Like Venditozzi and Mitchell, Graham was delighted by the First Minister’s statement: “Nicola Sturgeon – hats off to her, it’s courageous to actually even say something like that. I’m delighted that she’s done it.”
Zoe Venditozzi explains why the Witches of Scotland campaign are now campaigning for a full legal pardon. “The apology was to everyone accused. A pardon deals with all of the people who were actually found guilty, and it changes their legal status. They should never have been accused of any crime.” Natalie Don MSP is backing a private members bill calling for this historic pardon, with cross party support and a consultation hoped for later this year.
It is hoped that a successful pardon would have global impact. Only last year the UN passed a resolution ‘condemning human rights violations associated with witchcraft accusations’, an acute and in some cases increasing problem in a number of countries including India, Nigeria, Zimbabwe and South Africa.

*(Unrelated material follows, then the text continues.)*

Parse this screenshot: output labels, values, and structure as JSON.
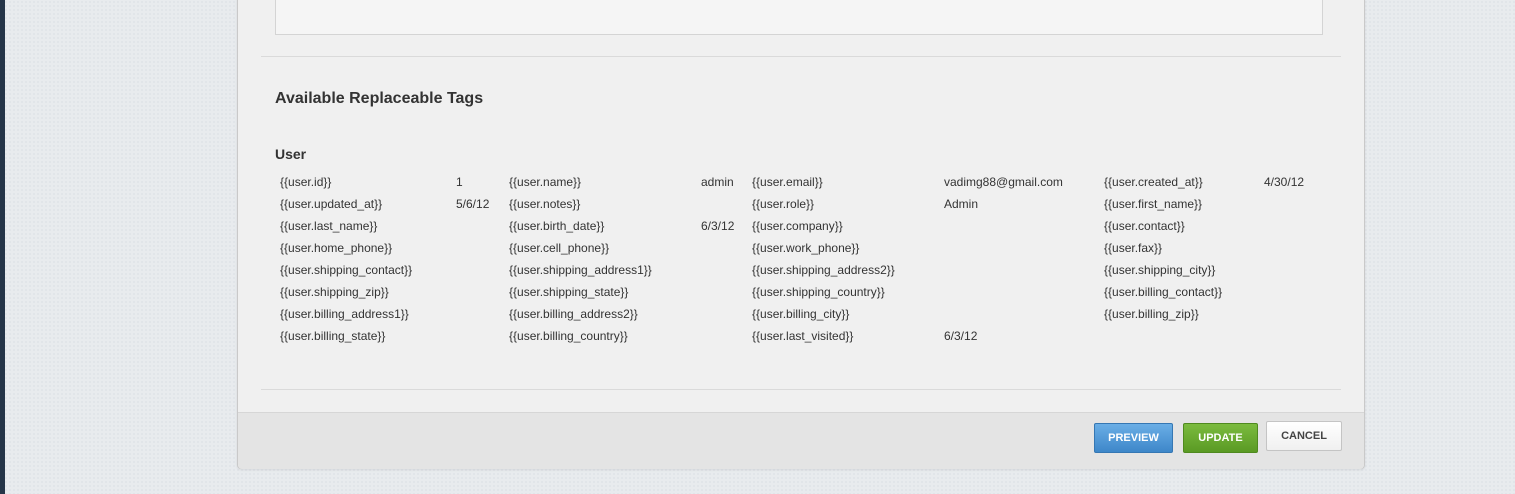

For Graham a pardon is important: “It needs to be something that a culture as old as Scotland, can face up to and say it was wrong”. “Scotland needs to know more about its history,” says Venditozzi, “it’s not just a shortbread and Braveheart nation”.
It’s hoped that a national memorial will help increase awareness of historic injustices.
Fife-based charity RAWL (Remembering the Accused Witches of Scotland) are planning a witches’ memorial in Fife, with private company National Pride. It will be funded by donations and grants.
The Witches of Scotland campaign want something very different – a national memorial funded by the state, “not something we have to fundraise for,” explains Venditozzi, It should be “really amazing and provocative, by a top artist.” Laura Graham agrees: “I think the last thing you want is yet another statue, I think it needs to be a sculptural thing to do with movement and fire, or wind or light, something that really is evocative and transformative… I think it’s an opportunity for some kind of a comment about femicide, about human rights and domestic violence as well.”
Venditozzi and Mitchell are inspired by the haunting Steilneset Memorial by Peter Zumthor and Louise Bourgeois in Vardø, Norway, and the National Museum of African American History and Culture in Washington DC by David Adjaye. Hopefully the memorial will be, “somewhere like Edinburgh and somewhere everyone can see. This is an opportunity to make something really beautiful and powerful” says Venditozzi, “We want their names spoken, and the marks against them rubbed out.”